6) Can love really last forever?
A friend once said to me that all relationships ebb and flow, and I realized how right he was once I started traveling, leaving some of my best friends and could-have-been romantic partners behind. Yet the best friends who have always been there for me from back home still are, and though our friendship has evolved over time, the fact that we continue to put effort in is what makes us close.
The natural state of things is to change. It’s OK if a relationship changes because that’s what life and people do. Accepting this has made life less stressful and put less pressure on my relationships.
7) How much of perception is real?
Photoshopped images, only the happy moments that show up on Facebook, and the acquaintances who seem to be hitting every major milestone of the magic three: a master’s degree, marriage, and motherhood, can make me feel like an utter failure at times.
But there’s often so much behind the scenes that gets swept under the rug. Everyone has skeletons in her closet that she hides, no matter how issue-free things appear on the surface. Comparing myself to something that isn’t even real is a recipe for disaster. As Theodor Roosevelt said, “comparison is the thief of joy.”
8) Why don’t I appreciate what I have achieved more?
When I was a kid, I envisioned myself going to the exact university I ended up attending. When I was a teenager, I imagined living in Newport Beach one day and climbing the corporate ladder – something I did exactly six years later. Then, I dreamed of buying a one-way ticket and traveling the world, building a travel blog and having real readership. It has all happened, and yet I still find ways to be dissatisfied with the present moment, always wanting more. More of what, though?
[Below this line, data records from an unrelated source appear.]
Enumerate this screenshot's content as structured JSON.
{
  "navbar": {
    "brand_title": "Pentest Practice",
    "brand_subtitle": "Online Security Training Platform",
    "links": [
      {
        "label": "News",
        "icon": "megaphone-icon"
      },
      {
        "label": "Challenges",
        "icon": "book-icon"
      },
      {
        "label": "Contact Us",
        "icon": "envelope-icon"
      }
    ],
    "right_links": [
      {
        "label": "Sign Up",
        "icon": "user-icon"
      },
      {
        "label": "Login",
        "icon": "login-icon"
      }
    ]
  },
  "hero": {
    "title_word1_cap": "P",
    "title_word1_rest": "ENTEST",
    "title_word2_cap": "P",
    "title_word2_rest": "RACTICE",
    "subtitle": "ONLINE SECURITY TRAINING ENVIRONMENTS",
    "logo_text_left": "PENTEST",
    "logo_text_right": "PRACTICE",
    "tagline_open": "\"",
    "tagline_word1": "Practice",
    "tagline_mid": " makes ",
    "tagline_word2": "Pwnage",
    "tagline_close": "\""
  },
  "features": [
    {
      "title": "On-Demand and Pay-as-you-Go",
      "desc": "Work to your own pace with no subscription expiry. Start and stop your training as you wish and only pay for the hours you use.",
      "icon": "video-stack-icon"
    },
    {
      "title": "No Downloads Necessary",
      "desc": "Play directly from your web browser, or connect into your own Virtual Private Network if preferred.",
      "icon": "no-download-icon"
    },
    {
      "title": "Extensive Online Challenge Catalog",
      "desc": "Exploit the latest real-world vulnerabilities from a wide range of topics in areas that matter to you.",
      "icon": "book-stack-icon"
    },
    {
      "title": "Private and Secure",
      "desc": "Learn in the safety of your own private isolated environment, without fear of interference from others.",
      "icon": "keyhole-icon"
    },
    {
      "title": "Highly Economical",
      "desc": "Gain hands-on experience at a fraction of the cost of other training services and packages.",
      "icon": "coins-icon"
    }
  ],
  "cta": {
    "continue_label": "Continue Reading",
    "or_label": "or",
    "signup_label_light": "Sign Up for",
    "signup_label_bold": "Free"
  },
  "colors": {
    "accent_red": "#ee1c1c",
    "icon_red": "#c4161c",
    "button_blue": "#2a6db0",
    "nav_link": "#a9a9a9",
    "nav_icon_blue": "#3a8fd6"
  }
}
Now I realize, it’s not about, “once I do this, I’ll be happy” (point #4). It’s more about recognizing the triumphs and having pride in my accomplishments while still dreaming and acknowledging that I have and always will have future goals. When I stop and appreciate that I’ve done much of what I’ve set out to do, I feel a lot better about what I haven’t yet achieved.
9) Why am I so afraid of getting older?
Mark Twain said, “Do not complain about getting old, it is a privilege denied to many.”
I can’t help it, I was raised in Southern California and it’s a shallow, Hollywood-impacted culture. We care a lot about our looks and how others perceive us. It has taken a long time for me to finally realize my body is a vessel, and it’s the soul that makes me me. This may seem overly flowery but appreciating my health, amazing life experiences, and most importantly, freedom, are important and only afforded to me because I have survived for as long as I have.
When I think about all of the things I’ve experienced in my life, I realize that each year is the greatest gift I could ever have been blessed with. Not everyone makes it out of infancy, childhood, or their early 20s.
10) Why do I think everything I do matters so darn much?
I stared up at the stars one night on a boat in Komodo and couldn’t believe how small it made me feel. It was like I couldn’t matter less in this universe. I’m just one small hiccup in millions of years in an endless abyss of particles, ideas, and energy. It was incredibly freeing to realize this. It was like any little mistake I make will never matter, and nobody really cares anyways.
Once I realized how little time anyone else devoted to thinking about me as compared to the amount of time I thought people spent judging me, I realized I was free. I can do anything I want, because every little thing I do, as long as it doesn’t hurt someone else, has almost no impact in the long-term. A few centuries from now, it’ll be as if I didn’t even exist.
This isn’t depressing. Quite the opposite – it’s liberating! The small stuff is not a big deal, and little mistakes are meant to be made.
In closing, there are a lot of things I learned from two years of traveling, becoming my own boss, and spending most of the year in places completely foreign to me. Chief among them is to never stop asking questions, wondering, and of course, wandering.
Cover photo by Evran Ozturk